> _BRIEF_:
Repeat each record below exactly as it is written.

> _STORED DATA_:
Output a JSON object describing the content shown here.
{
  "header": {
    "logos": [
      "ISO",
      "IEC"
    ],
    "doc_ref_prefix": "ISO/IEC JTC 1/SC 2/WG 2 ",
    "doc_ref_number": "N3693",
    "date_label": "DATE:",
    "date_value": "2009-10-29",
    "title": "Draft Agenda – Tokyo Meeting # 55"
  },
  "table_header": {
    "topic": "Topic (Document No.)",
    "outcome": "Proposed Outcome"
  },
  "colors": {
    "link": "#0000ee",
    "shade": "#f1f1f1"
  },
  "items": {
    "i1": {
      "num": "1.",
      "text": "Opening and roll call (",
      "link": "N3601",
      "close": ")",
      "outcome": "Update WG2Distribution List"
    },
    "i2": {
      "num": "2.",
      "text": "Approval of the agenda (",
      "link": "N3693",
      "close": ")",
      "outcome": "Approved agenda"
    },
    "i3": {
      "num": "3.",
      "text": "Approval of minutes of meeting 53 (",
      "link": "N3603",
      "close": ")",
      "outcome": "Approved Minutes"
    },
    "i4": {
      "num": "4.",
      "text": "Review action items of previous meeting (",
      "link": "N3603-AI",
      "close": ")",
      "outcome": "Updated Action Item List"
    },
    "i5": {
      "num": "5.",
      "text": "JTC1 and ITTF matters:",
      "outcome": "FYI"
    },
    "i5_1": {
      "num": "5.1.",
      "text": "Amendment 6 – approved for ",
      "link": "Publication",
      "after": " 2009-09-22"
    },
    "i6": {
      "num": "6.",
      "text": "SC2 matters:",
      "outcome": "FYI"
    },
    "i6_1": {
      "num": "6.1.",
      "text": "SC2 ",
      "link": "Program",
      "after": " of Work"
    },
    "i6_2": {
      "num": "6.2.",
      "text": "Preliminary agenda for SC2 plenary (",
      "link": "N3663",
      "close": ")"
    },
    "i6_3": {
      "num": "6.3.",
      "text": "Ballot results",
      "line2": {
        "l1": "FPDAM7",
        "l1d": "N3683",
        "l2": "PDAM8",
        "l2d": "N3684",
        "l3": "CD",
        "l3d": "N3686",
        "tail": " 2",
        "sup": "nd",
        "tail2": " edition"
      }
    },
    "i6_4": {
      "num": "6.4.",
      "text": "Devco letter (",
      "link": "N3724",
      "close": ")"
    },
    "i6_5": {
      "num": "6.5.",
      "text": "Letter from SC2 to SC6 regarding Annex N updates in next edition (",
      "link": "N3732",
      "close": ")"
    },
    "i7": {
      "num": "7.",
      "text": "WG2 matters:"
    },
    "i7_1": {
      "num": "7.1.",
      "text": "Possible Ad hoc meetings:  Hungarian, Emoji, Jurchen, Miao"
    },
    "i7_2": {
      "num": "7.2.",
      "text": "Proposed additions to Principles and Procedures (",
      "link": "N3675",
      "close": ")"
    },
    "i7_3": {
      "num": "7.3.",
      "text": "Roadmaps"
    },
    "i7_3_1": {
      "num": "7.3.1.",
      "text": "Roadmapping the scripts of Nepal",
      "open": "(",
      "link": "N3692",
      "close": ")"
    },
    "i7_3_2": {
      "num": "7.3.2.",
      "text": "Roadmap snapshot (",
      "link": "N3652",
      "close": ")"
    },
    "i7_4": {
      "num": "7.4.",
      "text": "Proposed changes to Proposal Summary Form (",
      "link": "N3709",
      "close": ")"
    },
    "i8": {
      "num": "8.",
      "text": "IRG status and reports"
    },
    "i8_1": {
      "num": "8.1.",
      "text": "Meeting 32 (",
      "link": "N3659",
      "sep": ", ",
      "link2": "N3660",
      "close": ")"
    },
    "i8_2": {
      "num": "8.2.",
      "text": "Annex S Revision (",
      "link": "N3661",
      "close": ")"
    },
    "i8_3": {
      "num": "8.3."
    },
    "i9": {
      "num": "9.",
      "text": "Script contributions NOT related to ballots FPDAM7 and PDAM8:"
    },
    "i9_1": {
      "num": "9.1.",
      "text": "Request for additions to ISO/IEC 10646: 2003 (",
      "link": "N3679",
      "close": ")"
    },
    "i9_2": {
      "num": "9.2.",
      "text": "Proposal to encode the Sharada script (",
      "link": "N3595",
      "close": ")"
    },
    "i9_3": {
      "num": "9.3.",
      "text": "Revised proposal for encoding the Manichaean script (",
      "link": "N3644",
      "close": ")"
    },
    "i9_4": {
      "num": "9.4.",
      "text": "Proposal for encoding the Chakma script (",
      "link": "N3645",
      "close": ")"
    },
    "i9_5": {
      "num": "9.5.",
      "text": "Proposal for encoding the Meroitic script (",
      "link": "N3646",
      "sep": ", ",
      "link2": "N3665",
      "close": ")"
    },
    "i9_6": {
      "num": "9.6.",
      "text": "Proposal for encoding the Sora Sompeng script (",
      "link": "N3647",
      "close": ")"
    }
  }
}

> _SOLUTION FOR THIS PROBLEM_:
Output a JSON object describing the content shown here.
{
  "header": {
    "logos": [
      "ISO",
      "IEC"
    ],
    "doc_ref_prefix": "ISO/IEC JTC 1/SC 2/WG 2 ",
    "doc_ref_number": "N3693",
    "date_label": "DATE:",
    "date_value": "2009-10-29",
    "title": "Draft Agenda – Tokyo Meeting # 55"
  },
  "table_header": {
    "topic": "Topic (Document No.)",
    "outcome": "Proposed Outcome"
  },
  "colors": {
    "link": "#0000ee",
    "shade": "#f1f1f1"
  },
  "items": {
    "i1": {
      "num": "1.",
      "text": "Opening and roll call (",
      "link": "N3601",
      "close": ")",
      "outcome": "Update WG2Distribution List"
    },
    "i2": {
      "num": "2.",
      "text": "Approval of the agenda (",
      "link": "N3693",
      "close": ")",
      "outcome": "Approved agenda"
    },
    "i3": {
      "num": "3.",
      "text": "Approval of minutes of meeting 53 (",
      "link": "N3603",
      "close": ")",
      "outcome": "Approved Minutes"
    },
    "i4": {
      "num": "4.",
      "text": "Review action items of previous meeting (",
      "link": "N3603-AI",
      "close": ")",
      "outcome": "Updated Action Item List"
    },
    "i5": {
      "num": "5.",
      "text": "JTC1 and ITTF matters:",
      "outcome": "FYI"
    },
    "i5_1": {
      "num": "5.1.",
      "text": "Amendment 6 – approved for ",
      "link": "Publication",
      "after": " 2009-09-22"
    },
    "i6": {
      "num": "6.",
      "text": "SC2 matters:",
      "outcome": "FYI"
    },
    "i6_1": {
      "num": "6.1.",
      "text": "SC2 ",
      "link": "Program",
      "after": " of Work"
    },
    "i6_2": {
      "num": "6.2.",
      "text": "Preliminary agenda for SC2 plenary (",
      "link": "N3663",
      "close": ")"
    },
    "i6_3": {
      "num": "6.3.",
      "text": "Ballot results",
      "line2": {
        "l1": "FPDAM7",
        "l1d": "N3683",
        "l2": "PDAM8",
        "l2d": "N3684",
        "l3": "CD",
        "l3d": "N3686",
        "tail": " 2",
        "sup": "nd",
        "tail2": " edition"
      }
    },
    "i6_4": {
      "num": "6.4.",
      "text": "Devco letter (",
      "link": "N3724",
      "close": ")"
    },
    "i6_5": {
      "num": "6.5.",
      "text": "Letter from SC2 to SC6 regarding Annex N updates in next edition (",
      "link": "N3732",
      "close": ")"
    },
    "i7": {
      "num": "7.",
      "text": "WG2 matters:"
    },
    "i7_1": {
      "num": "7.1.",
      "text": "Possible Ad hoc meetings:  Hungarian, Emoji, Jurchen, Miao"
    },
    "i7_2": {
      "num": "7.2.",
      "text": "Proposed additions to Principles and Procedures (",
      "link": "N3675",
      "close": ")"
    },
    "i7_3": {
      "num": "7.3.",
      "text": "Roadmaps"
    },
    "i7_3_1": {
      "num": "7.3.1.",
      "text": "Roadmapping the scripts of Nepal",
      "open": "(",
      "link": "N3692",
      "close": ")"
    },
    "i7_3_2": {
      "num": "7.3.2.",
      "text": "Roadmap snapshot (",
      "link": "N3652",
      "close": ")"
    },
    "i7_4": {
      "num": "7.4.",
      "text": "Proposed changes to Proposal Summary Form (",
      "link": "N3709",
      "close": ")"
    },
    "i8": {
      "num": "8.",
      "text": "IRG status and reports"
    },
    "i8_1": {
      "num": "8.1.",
      "text": "Meeting 32 (",
      "link": "N3659",
      "sep": ", ",
      "link2": "N3660",
      "close": ")"
    },
    "i8_2": {
      "num": "8.2.",
      "text": "Annex S Revision (",
      "link": "N3661",
      "close": ")"
    },
    "i8_3": {
      "num": "8.3."
    },
    "i9": {
      "num": "9.",
      "text": "Script contributions NOT related to ballots FPDAM7 and PDAM8:"
    },
    "i9_1": {
      "num": "9.1.",
      "text": "Request for additions to ISO/IEC 10646: 2003 (",
      "link": "N3679",
      "close": ")"
    },
    "i9_2": {
      "num": "9.2.",
      "text": "Proposal to encode the Sharada script (",
      "link": "N3595",
      "close": ")"
    },
    "i9_3": {
      "num": "9.3.",
      "text": "Revised proposal for encoding the Manichaean script (",
      "link": "N3644",
      "close": ")"
    },
    "i9_4": {
      "num": "9.4.",
      "text": "Proposal for encoding the Chakma script (",
      "link": "N3645",
      "close": ")"
    },
    "i9_5": {
      "num": "9.5.",
      "text": "Proposal for encoding the Meroitic script (",
      "link": "N3646",
      "sep": ", ",
      "link2": "N3665",
      "close": ")"
    },
    "i9_6": {
      "num": "9.6.",
      "text": "Proposal for encoding the Sora Sompeng script (",
      "link": "N3647",
      "close": ")"
    }
  }
}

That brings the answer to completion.